It’s an understatement to say the JEB’s work spurred on cultural, political and societal change. Not only in the moment of publishing, but also in the years that would proceed its initial launch. The thing is, despite the healthy progression in terms of LGTBQ+ representation, there still remains an underlying (or perhaps obvious) tone of vigilance amongst the community; there’s still much progress to be made, and the white male figure still dominates mainstream media. “That must change to include all BIPOC people, it must include trans and non-binary people, fat people, poor people, disabled people, old people, immigrants,” says JEB. “We need representation that is a true refection of all the people in our society, knowing that the LGBTQ+ community includes people from every demographic. And it’s not just about representation. It is about fighting for social justice. We must change the racist, sexist, capitalist systems that profit from excluding so many people from equal representation and from equal freedoms.”
After the initial launch in the late 70s, JEB received letters from women across the world who shared their deeply personal stories of how the work had impacted their lives. To see a lesbian in the media, in printed form and in art, was an experience like no other; to see lesbians documented in such a compelling and compassionate manner thus ignited the reasoning to feel less displaced. It affirmed the existence of lesbians and propelled their lives into the mainstream through political movements. So now, a few decades onwards, it’s plain to see how JEB’s body of work has helped to construct a better world – “a way of seeing themselves differently, imagining their lives could be better.”
“If you can’t visualise something better you are not going to fight for change. If you can see a lesbian mother, if you see a Black lesbian, if you see a lesbian auto mechanic and you never even imagined such a thing; that photograph can give you the courage to dare to become that,” she remarks of the work’s eternal impact. “Seeing something previously unimagined can move us to desire it for ourselves so much that we are moved to action. Adrienne Rich called revolutionary poems ‘a wick of desire’. I want my images to act as ‘wicks of desire’ to make the idea of change irresistible.”

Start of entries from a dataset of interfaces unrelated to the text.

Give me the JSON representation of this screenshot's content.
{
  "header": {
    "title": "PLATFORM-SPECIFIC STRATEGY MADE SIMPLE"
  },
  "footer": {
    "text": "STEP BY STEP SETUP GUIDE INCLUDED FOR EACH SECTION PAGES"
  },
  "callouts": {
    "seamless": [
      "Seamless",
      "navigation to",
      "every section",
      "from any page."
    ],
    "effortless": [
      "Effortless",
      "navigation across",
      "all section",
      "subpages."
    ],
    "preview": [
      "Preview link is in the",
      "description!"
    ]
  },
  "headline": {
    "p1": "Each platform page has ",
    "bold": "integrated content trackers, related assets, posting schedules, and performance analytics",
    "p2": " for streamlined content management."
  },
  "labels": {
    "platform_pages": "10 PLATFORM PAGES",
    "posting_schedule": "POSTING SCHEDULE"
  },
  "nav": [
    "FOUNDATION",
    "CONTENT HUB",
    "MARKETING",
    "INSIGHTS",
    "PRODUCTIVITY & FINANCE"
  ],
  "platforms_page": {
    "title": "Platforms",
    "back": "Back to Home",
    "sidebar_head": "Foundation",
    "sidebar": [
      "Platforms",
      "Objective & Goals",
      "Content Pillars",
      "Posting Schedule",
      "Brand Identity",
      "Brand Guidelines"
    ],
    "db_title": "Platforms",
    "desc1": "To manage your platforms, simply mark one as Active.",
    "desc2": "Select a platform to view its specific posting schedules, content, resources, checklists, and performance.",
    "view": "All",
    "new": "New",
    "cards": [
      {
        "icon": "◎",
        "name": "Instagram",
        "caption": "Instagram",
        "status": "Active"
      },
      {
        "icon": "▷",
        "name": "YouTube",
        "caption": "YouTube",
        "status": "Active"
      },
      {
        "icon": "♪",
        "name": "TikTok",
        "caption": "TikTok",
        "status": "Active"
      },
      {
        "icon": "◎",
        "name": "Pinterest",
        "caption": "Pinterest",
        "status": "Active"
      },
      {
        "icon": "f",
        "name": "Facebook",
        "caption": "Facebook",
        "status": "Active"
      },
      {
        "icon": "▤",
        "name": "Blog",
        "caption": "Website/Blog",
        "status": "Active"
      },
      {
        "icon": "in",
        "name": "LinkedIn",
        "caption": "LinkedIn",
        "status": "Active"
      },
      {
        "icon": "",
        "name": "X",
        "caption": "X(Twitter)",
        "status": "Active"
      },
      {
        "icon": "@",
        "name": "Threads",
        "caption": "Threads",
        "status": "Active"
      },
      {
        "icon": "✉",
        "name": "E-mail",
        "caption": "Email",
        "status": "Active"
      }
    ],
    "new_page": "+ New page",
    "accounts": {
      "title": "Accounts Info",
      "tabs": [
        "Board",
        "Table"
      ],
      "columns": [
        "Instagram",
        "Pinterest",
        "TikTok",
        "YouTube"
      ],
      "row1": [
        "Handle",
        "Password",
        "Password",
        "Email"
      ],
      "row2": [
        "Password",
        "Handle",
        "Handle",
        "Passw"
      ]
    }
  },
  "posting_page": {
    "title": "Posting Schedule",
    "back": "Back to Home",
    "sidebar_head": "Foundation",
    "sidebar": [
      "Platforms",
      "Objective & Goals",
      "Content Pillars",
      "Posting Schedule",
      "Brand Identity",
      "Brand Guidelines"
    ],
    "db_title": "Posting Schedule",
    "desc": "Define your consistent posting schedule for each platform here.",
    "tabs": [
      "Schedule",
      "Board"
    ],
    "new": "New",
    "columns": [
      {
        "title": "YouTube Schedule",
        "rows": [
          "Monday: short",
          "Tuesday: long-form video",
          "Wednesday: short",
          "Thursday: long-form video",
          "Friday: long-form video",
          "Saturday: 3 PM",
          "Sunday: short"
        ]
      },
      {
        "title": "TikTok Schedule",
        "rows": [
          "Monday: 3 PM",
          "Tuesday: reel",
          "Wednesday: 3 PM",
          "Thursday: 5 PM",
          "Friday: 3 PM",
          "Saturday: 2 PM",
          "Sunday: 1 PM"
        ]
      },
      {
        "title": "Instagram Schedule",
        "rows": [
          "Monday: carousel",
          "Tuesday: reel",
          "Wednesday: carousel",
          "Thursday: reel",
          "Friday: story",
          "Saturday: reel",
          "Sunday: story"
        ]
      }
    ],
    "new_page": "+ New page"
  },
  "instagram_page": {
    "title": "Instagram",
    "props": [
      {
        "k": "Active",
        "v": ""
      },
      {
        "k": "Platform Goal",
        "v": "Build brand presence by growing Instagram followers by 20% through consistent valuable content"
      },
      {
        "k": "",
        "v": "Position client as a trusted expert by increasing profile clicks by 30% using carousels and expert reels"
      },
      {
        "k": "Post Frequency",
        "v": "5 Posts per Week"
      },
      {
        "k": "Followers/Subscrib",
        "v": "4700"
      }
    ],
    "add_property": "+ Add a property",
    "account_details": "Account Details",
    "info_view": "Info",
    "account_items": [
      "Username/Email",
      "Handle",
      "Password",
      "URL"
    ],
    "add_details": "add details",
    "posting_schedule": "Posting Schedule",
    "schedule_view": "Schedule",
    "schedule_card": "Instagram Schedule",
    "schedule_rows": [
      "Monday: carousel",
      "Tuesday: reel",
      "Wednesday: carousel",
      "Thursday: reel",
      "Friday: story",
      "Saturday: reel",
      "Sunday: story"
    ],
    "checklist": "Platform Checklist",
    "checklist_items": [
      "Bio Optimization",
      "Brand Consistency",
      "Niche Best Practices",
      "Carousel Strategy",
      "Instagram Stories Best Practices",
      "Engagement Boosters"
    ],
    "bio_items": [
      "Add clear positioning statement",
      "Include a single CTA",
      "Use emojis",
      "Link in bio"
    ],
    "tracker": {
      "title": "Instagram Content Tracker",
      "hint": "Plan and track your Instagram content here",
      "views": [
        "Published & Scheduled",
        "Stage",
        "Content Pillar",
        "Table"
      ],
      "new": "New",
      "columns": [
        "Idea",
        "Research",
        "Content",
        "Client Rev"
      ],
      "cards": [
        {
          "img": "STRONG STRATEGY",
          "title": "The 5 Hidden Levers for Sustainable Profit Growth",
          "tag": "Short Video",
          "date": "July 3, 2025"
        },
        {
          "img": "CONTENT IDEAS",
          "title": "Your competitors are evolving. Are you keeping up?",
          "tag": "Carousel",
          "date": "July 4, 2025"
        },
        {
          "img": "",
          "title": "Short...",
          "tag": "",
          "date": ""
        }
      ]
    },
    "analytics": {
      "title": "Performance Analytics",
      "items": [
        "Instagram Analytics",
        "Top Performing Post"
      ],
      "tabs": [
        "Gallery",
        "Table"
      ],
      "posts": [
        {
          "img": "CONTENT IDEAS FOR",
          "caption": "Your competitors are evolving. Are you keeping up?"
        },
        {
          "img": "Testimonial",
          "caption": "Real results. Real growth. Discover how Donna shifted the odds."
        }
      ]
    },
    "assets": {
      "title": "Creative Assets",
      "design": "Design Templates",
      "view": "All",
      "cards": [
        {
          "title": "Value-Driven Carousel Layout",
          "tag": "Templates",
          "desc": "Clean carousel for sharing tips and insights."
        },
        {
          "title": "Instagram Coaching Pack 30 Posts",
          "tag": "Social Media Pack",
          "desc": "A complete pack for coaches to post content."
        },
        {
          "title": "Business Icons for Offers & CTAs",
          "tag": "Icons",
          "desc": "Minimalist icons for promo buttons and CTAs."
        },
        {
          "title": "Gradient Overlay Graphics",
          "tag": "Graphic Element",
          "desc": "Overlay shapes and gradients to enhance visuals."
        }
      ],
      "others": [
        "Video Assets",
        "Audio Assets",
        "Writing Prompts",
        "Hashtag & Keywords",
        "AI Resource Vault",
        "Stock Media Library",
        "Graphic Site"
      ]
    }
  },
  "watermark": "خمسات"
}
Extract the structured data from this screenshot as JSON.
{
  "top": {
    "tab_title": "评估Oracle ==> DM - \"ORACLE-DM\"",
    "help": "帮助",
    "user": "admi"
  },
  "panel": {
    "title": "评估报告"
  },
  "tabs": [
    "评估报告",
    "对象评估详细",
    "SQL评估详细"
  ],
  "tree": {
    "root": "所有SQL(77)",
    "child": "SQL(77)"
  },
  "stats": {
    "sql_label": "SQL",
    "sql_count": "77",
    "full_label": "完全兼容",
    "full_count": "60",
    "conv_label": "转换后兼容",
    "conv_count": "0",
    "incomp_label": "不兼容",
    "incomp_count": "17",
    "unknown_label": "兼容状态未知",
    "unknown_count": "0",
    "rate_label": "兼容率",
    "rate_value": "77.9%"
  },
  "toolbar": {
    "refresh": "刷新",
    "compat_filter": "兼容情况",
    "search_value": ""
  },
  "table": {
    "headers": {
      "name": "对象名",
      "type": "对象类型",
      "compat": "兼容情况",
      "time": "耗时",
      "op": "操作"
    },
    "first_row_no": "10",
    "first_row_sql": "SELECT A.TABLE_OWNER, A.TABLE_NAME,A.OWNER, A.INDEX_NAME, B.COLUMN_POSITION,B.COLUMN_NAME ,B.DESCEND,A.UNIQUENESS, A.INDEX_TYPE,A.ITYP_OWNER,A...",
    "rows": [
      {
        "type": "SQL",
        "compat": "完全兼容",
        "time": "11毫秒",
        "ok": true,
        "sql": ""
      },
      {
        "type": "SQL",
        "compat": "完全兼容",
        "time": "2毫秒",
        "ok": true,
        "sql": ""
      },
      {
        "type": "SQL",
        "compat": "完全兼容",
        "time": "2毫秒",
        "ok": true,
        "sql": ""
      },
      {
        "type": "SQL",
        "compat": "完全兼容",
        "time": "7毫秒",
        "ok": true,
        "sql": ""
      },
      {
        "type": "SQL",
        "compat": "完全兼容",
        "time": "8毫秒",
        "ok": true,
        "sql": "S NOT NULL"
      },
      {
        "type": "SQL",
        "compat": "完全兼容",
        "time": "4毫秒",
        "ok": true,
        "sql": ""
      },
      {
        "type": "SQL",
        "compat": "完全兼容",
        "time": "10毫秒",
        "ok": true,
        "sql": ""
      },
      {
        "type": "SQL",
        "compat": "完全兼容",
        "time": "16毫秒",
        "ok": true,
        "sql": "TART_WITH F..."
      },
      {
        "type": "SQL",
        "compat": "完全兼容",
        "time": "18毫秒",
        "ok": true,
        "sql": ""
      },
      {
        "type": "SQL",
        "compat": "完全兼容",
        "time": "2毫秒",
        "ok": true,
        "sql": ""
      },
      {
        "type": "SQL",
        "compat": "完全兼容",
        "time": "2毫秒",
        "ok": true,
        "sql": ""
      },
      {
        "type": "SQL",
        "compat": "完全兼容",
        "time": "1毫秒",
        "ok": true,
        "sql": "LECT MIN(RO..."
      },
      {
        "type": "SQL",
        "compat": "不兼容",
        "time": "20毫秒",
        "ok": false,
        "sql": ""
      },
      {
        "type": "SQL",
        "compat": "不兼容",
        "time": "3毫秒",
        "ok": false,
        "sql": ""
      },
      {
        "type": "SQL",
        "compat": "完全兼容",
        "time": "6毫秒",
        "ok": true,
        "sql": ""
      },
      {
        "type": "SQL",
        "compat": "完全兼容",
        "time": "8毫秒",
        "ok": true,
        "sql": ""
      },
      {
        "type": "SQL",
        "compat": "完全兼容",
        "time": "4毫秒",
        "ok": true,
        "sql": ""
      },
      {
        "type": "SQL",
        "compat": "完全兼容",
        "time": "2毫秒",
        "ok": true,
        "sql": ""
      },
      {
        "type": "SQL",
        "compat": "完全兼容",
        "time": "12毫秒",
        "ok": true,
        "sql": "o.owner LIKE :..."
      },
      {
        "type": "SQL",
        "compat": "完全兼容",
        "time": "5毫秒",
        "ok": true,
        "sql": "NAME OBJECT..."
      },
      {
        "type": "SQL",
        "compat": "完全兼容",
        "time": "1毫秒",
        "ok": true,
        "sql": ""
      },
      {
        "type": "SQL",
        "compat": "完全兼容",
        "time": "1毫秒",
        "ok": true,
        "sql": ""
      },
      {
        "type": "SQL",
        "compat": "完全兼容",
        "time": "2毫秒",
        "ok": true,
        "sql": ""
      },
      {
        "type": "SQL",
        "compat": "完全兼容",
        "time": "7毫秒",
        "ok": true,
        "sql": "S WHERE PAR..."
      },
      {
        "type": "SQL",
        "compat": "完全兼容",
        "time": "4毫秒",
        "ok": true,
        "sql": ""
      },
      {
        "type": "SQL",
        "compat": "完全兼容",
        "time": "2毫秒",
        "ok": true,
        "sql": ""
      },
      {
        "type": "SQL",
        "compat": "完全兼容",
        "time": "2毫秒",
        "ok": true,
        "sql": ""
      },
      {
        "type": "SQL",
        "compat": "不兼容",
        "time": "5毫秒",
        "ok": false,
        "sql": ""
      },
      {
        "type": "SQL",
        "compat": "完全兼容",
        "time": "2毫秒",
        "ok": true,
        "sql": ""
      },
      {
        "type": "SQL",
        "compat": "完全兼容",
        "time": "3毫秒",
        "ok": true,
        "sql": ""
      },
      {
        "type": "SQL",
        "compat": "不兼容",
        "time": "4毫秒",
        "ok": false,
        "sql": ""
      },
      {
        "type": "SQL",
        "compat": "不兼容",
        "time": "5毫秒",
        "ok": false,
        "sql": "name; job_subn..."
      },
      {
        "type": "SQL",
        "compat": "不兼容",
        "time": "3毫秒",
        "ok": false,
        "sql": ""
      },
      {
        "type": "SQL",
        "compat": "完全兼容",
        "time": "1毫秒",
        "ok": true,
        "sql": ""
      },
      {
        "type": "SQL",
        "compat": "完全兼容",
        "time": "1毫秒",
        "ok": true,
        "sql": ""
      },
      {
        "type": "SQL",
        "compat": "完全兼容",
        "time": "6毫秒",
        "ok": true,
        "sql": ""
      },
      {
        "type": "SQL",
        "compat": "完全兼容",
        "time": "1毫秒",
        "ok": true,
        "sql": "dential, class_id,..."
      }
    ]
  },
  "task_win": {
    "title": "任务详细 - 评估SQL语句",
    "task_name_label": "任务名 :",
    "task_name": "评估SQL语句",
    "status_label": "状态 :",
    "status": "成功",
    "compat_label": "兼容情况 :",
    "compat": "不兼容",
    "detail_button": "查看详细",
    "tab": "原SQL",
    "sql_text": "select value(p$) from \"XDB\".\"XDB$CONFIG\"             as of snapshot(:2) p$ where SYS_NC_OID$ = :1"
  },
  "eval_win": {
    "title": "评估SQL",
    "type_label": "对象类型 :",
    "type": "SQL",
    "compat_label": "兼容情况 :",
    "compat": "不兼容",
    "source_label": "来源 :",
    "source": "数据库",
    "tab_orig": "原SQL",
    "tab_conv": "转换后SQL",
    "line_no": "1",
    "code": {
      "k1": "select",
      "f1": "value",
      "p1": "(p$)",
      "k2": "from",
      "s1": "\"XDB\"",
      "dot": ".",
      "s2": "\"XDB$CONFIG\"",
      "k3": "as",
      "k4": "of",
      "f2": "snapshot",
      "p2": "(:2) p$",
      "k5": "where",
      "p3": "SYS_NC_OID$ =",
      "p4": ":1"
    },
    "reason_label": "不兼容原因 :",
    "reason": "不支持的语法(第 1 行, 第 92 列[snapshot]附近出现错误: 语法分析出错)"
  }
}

Eye to Eye: Portraits of Lesbians by JEB (Joan E. Biren) is published by Anthology Editions